and tried running the model using model.fit but it is stuck (screenshot below) for around 24 hours. I am not sure if I am doing some mistake or i am in queue or what? Does the above line mean to run the quantum circuit on quantum processor?
I am really curious if there is any speed improvement if we run hybrid network on quantum computer.
Screenshot of stucked simulation on real quantum device:

regarding the diff_method, the backprop is working with both (amplitude and angle embedding) but adjoint is not working with amplitude embedding. Please let me know if there is any progress on this issue.

thanks for the help.

Hi @Muhammad_Kashif. It’s likely that the job is stuck in a queue waiting for access to the quantum device. Either way, it’ll run much slower on quantum hardware devices since there will need to be a lot of slow device calls for hardware-evaluated gradients. Unfortunately, I wouldn’t expect any real improvements running on current hardware devices, even though it’s always exciting to experiment with it.
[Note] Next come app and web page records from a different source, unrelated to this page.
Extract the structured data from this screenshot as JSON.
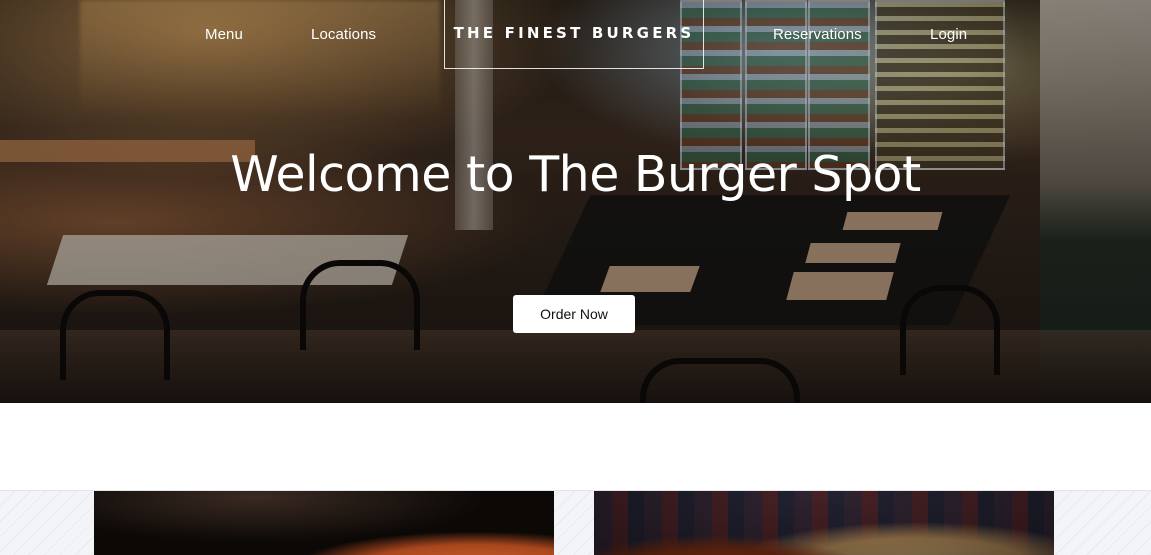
{
  "nav": {
    "items": [
      {
        "label": "Menu"
      },
      {
        "label": "Locations"
      },
      {
        "label": "Reservations"
      },
      {
        "label": "Login"
      }
    ],
    "brand": "THE FINEST BURGERS"
  },
  "hero": {
    "title": "Welcome to The Burger Spot",
    "cta_label": "Order Now"
  },
  "gallery": {
    "cards": [
      {
        "image": "burger-photo-dark"
      },
      {
        "image": "burger-photo-tablecloth"
      }
    ]
  },
  "colors": {
    "nav_text": "#ffffff",
    "button_bg": "#ffffff",
    "button_text": "#111111",
    "section_bg": "#ffffff",
    "pattern_bg": "#f3f4f7"
  }
}
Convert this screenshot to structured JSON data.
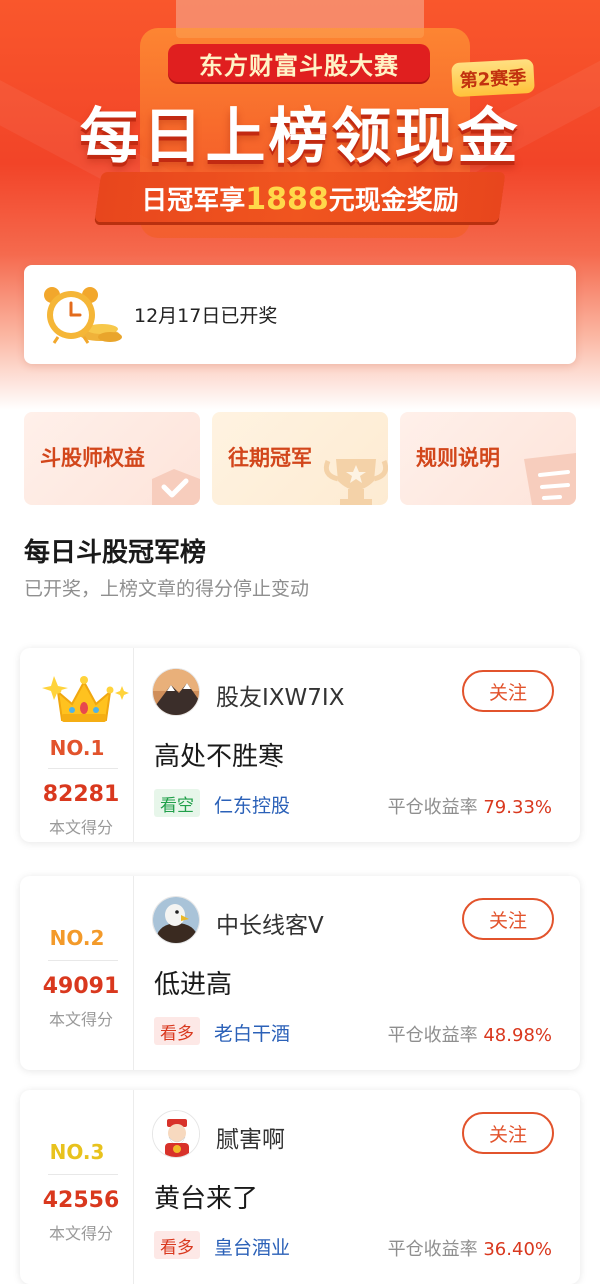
{
  "banner": {
    "contest_name": "东方财富斗股大赛",
    "season": "第2赛季",
    "headline": "每日上榜领现金",
    "prize_prefix": "日冠军享",
    "prize_amount": "1888",
    "prize_suffix": "元现金奖励"
  },
  "status": {
    "icon": "alarm-clock-icon",
    "text": "12月17日已开奖"
  },
  "entries": [
    {
      "label": "斗股师权益",
      "icon": "check-badge-icon"
    },
    {
      "label": "往期冠军",
      "icon": "trophy-icon"
    },
    {
      "label": "规则说明",
      "icon": "document-icon"
    }
  ],
  "section": {
    "title": "每日斗股冠军榜",
    "subtitle": "已开奖，上榜文章的得分停止变动"
  },
  "score_label": "本文得分",
  "follow_label": "关注",
  "yield_label": "平仓收益率",
  "rankings": [
    {
      "rank": "NO.1",
      "rank_color": "#e2532c",
      "score": "82281",
      "user": "股友IXW7IX",
      "title": "高处不胜寒",
      "view": "看空",
      "view_type": "bear",
      "stock": "仁东控股",
      "yield": "79.33%"
    },
    {
      "rank": "NO.2",
      "rank_color": "#f39a2a",
      "score": "49091",
      "user": "中长线客V",
      "title": "低进高",
      "view": "看多",
      "view_type": "bull",
      "stock": "老白干酒",
      "yield": "48.98%"
    },
    {
      "rank": "NO.3",
      "rank_color": "#e8c21d",
      "score": "42556",
      "user": "腻害啊",
      "title": "黄台来了",
      "view": "看多",
      "view_type": "bull",
      "stock": "皇台酒业",
      "yield": "36.40%"
    }
  ],
  "colors": {
    "accent": "#e2532c",
    "banner_red": "#f24428",
    "gain_red": "#d9381e",
    "bear_green": "#21a04a",
    "stock_blue": "#2b61b8"
  }
}
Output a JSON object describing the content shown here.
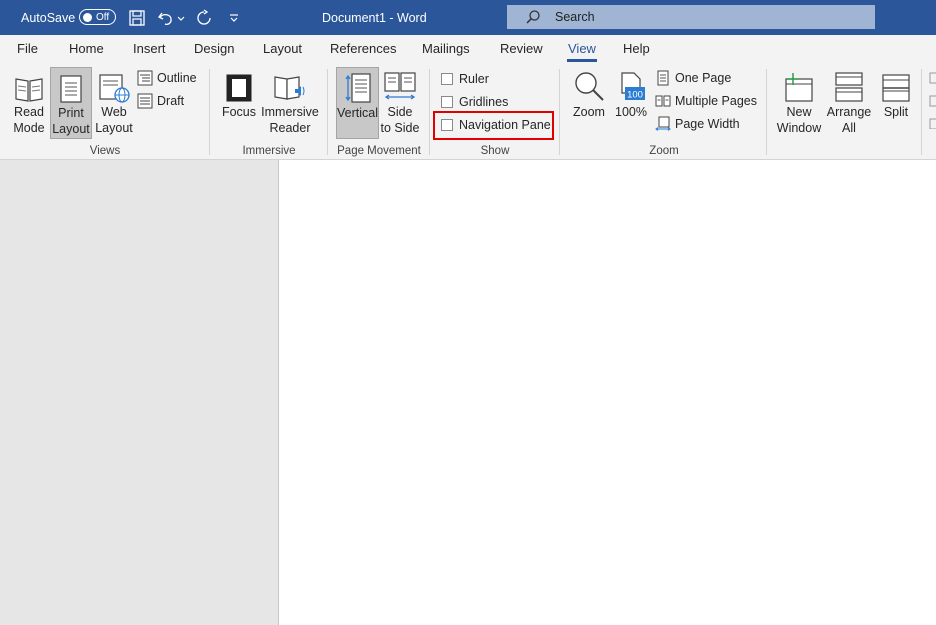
{
  "titlebar": {
    "autosave_label": "AutoSave",
    "autosave_state": "Off",
    "doc_title": "Document1 - Word",
    "search_label": "Search"
  },
  "tabs": [
    {
      "label": "File"
    },
    {
      "label": "Home"
    },
    {
      "label": "Insert"
    },
    {
      "label": "Design"
    },
    {
      "label": "Layout"
    },
    {
      "label": "References"
    },
    {
      "label": "Mailings"
    },
    {
      "label": "Review"
    },
    {
      "label": "View",
      "active": true
    },
    {
      "label": "Help"
    }
  ],
  "ribbon": {
    "views": {
      "label": "Views",
      "read_mode": [
        "Read",
        "Mode"
      ],
      "print_layout": [
        "Print",
        "Layout"
      ],
      "web_layout": [
        "Web",
        "Layout"
      ],
      "outline": "Outline",
      "draft": "Draft"
    },
    "immersive": {
      "label": "Immersive",
      "focus": "Focus",
      "immersive_reader": [
        "Immersive",
        "Reader"
      ]
    },
    "page_movement": {
      "label": "Page Movement",
      "vertical": "Vertical",
      "side_to_side": [
        "Side",
        "to Side"
      ]
    },
    "show": {
      "label": "Show",
      "ruler": "Ruler",
      "gridlines": "Gridlines",
      "navigation_pane": "Navigation Pane"
    },
    "zoom": {
      "label": "Zoom",
      "zoom": "Zoom",
      "zoom_100": "100%",
      "zoom_100_badge": "100",
      "one_page": "One Page",
      "multiple_pages": "Multiple Pages",
      "page_width": "Page Width"
    },
    "window": {
      "new_window": [
        "New",
        "Window"
      ],
      "arrange_all": [
        "Arrange",
        "All"
      ],
      "split": "Split"
    }
  },
  "colors": {
    "accent": "#2b579a",
    "highlight": "#e00000"
  }
}
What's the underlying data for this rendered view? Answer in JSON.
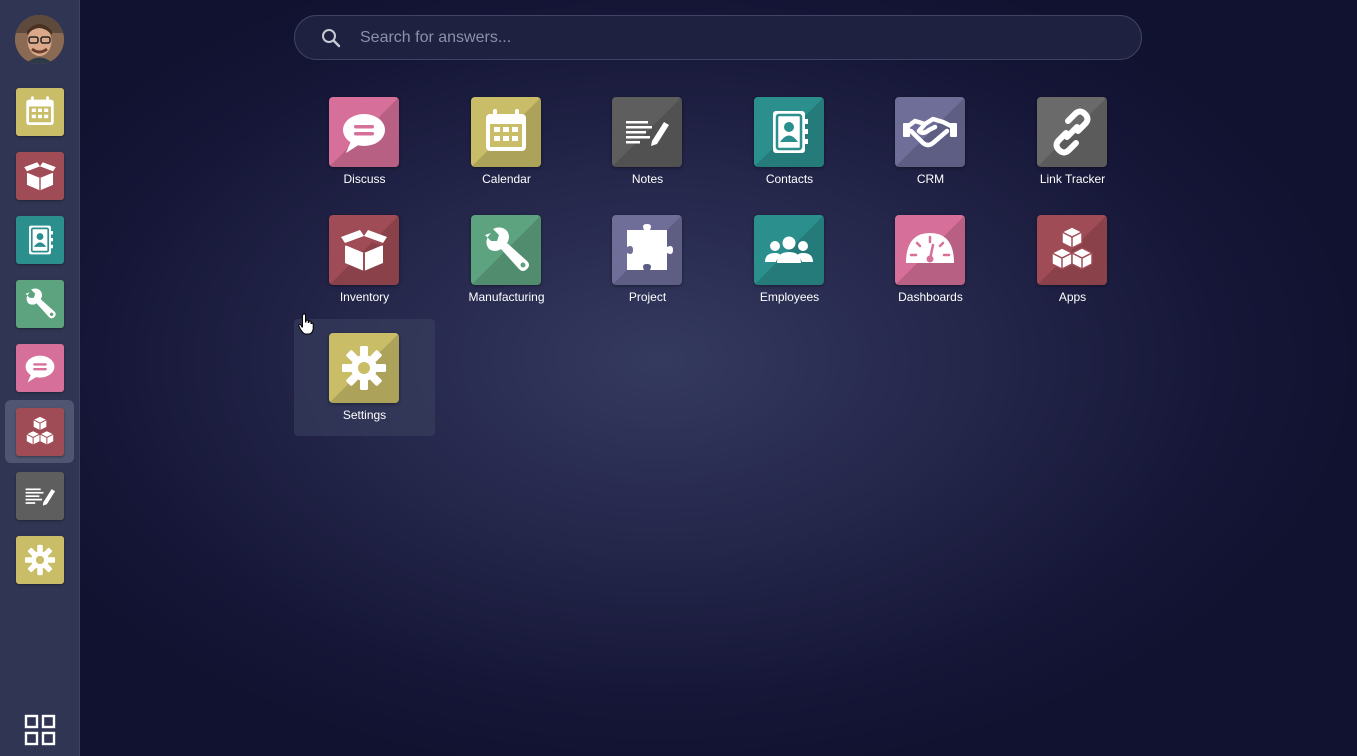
{
  "search": {
    "placeholder": "Search for answers..."
  },
  "apps": [
    {
      "label": "Discuss",
      "icon": "chat-bubble-icon",
      "color": "#d6709a"
    },
    {
      "label": "Calendar",
      "icon": "calendar-icon",
      "color": "#c9bd68"
    },
    {
      "label": "Notes",
      "icon": "note-pencil-icon",
      "color": "#5e5e5e"
    },
    {
      "label": "Contacts",
      "icon": "address-book-icon",
      "color": "#2a8f8d"
    },
    {
      "label": "CRM",
      "icon": "handshake-icon",
      "color": "#6e6e99"
    },
    {
      "label": "Link Tracker",
      "icon": "link-icon",
      "color": "#6a6a6a"
    },
    {
      "label": "Inventory",
      "icon": "open-box-icon",
      "color": "#a04c56"
    },
    {
      "label": "Manufacturing",
      "icon": "wrench-icon",
      "color": "#5ea380"
    },
    {
      "label": "Project",
      "icon": "puzzle-piece-icon",
      "color": "#6e6e99"
    },
    {
      "label": "Employees",
      "icon": "users-icon",
      "color": "#2a8f8d"
    },
    {
      "label": "Dashboards",
      "icon": "gauge-icon",
      "color": "#d6709a"
    },
    {
      "label": "Apps",
      "icon": "cubes-icon",
      "color": "#a04c56"
    },
    {
      "label": "Settings",
      "icon": "gear-icon",
      "color": "#c9bd68"
    }
  ],
  "sidebar": {
    "items": [
      {
        "name": "calendar",
        "icon": "calendar-icon",
        "color": "#c9bd68"
      },
      {
        "name": "inventory",
        "icon": "open-box-icon",
        "color": "#a04c56"
      },
      {
        "name": "contacts",
        "icon": "address-book-icon",
        "color": "#2a8f8d"
      },
      {
        "name": "manufacturing",
        "icon": "wrench-icon",
        "color": "#5ea380"
      },
      {
        "name": "discuss",
        "icon": "chat-bubble-icon",
        "color": "#d6709a"
      },
      {
        "name": "apps",
        "icon": "cubes-icon",
        "color": "#a04c56",
        "active": true
      },
      {
        "name": "notes",
        "icon": "note-pencil-icon",
        "color": "#5e5e5e"
      },
      {
        "name": "settings",
        "icon": "gear-icon",
        "color": "#c9bd68"
      }
    ],
    "bottom_icon": "grid-icon"
  },
  "colors": {
    "sidebar_bg": "#2f3553",
    "active_item_bg": "#505672",
    "search_bg": "#1e2140"
  }
}
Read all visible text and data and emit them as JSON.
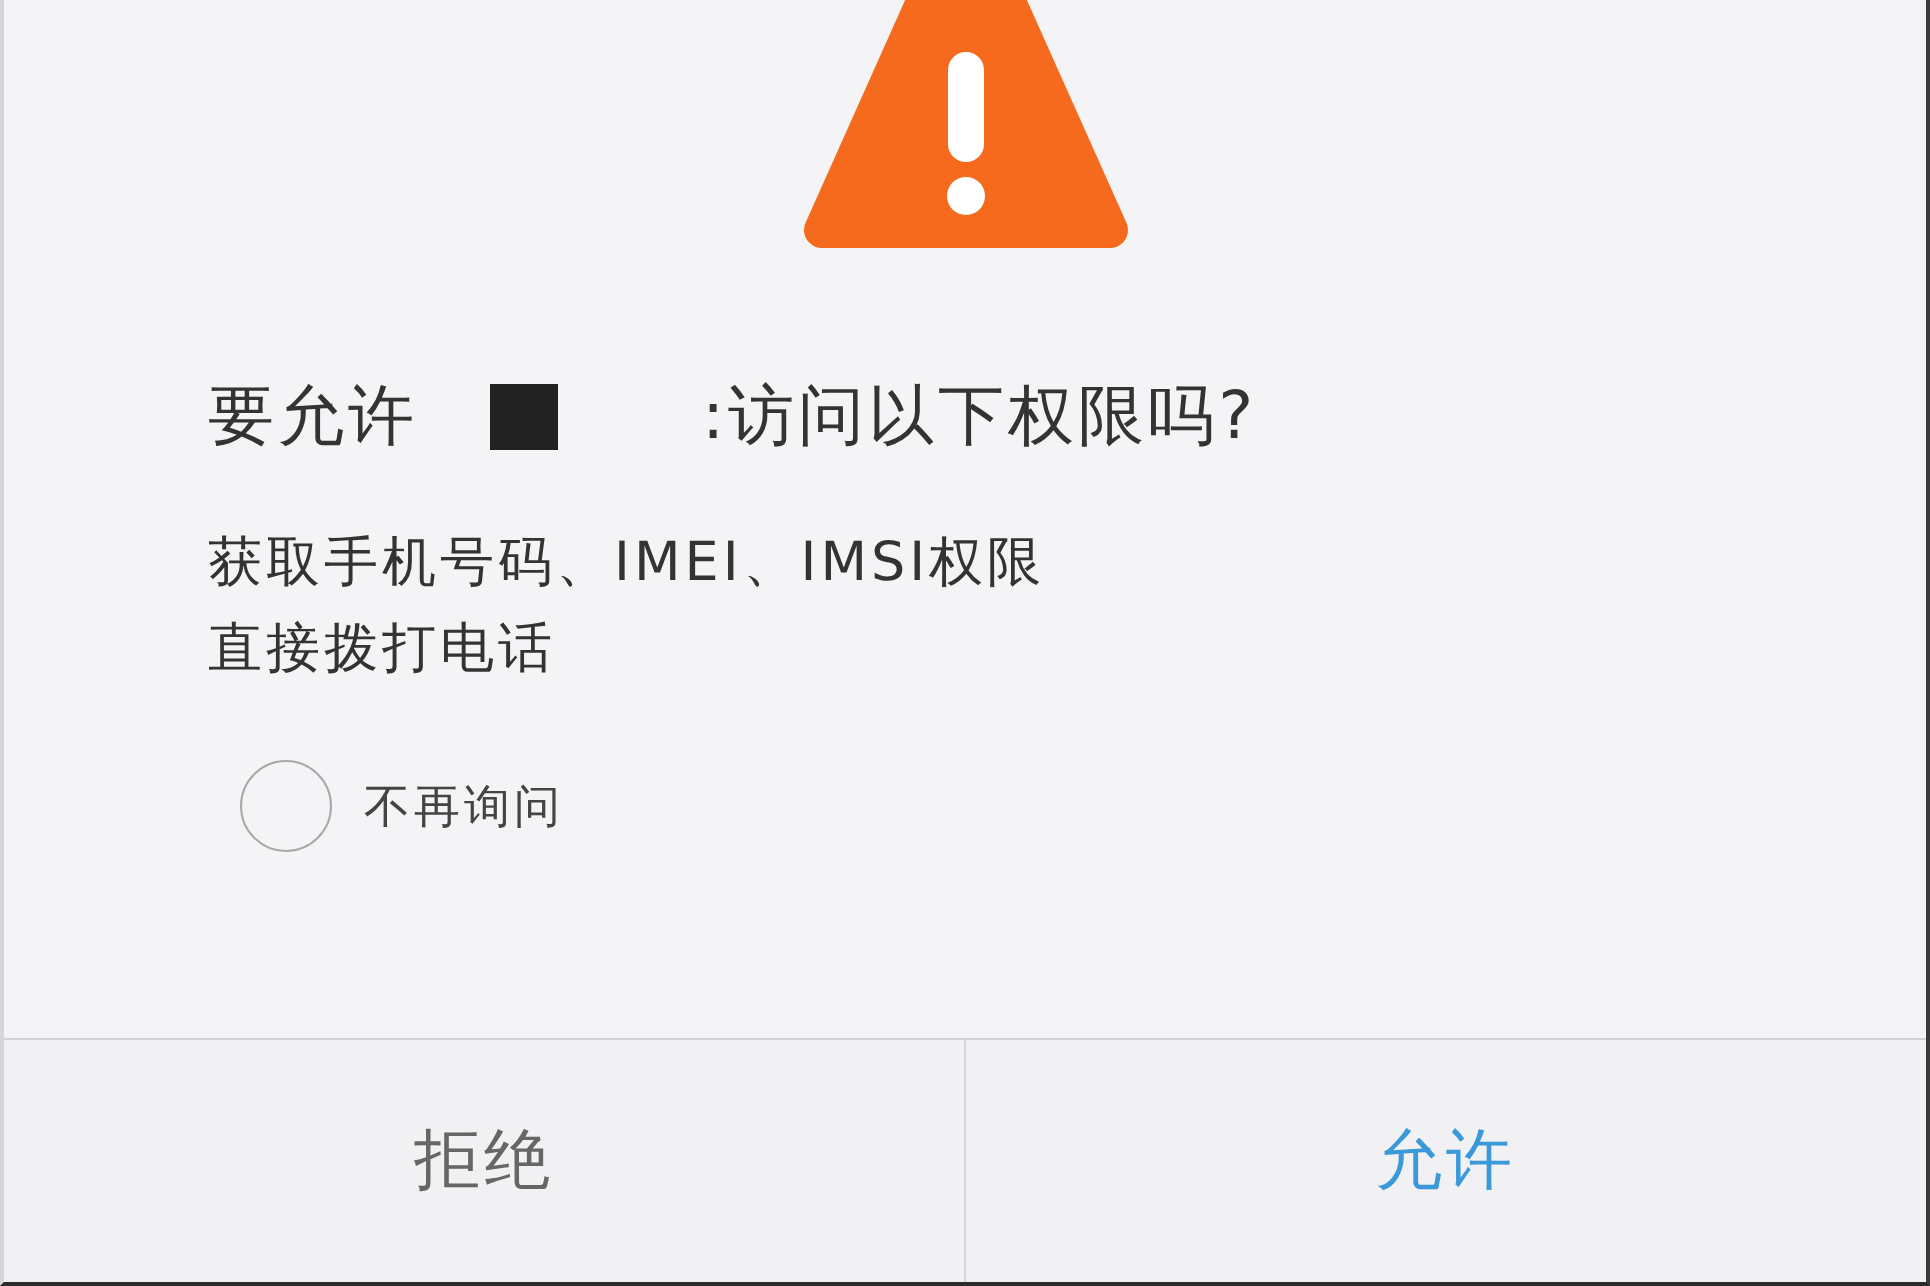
{
  "dialog": {
    "title": {
      "before": "要允许",
      "after": ":访问以下权限吗?"
    },
    "permissions": [
      "获取手机号码、IMEI、IMSI权限",
      "直接拨打电话"
    ],
    "dont_ask_again": {
      "label": "不再询问",
      "checked": false
    },
    "buttons": [
      {
        "label": "拒绝",
        "kind": "secondary"
      },
      {
        "label": "允许",
        "kind": "primary"
      }
    ]
  }
}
Regarding using the adjoint method, I believe it might actually have to do with AmplitudeEmbedding not being differentiable, and thus complaining when attempting gradient-based optimization methods. I’m not sure why it doesn’t complain when using the “backprop” differentiation method. A work-around could be using the Möttönen state preparation method instead, which can be seen as a decomposition of an amplitude embedding.

Let me know if this works out!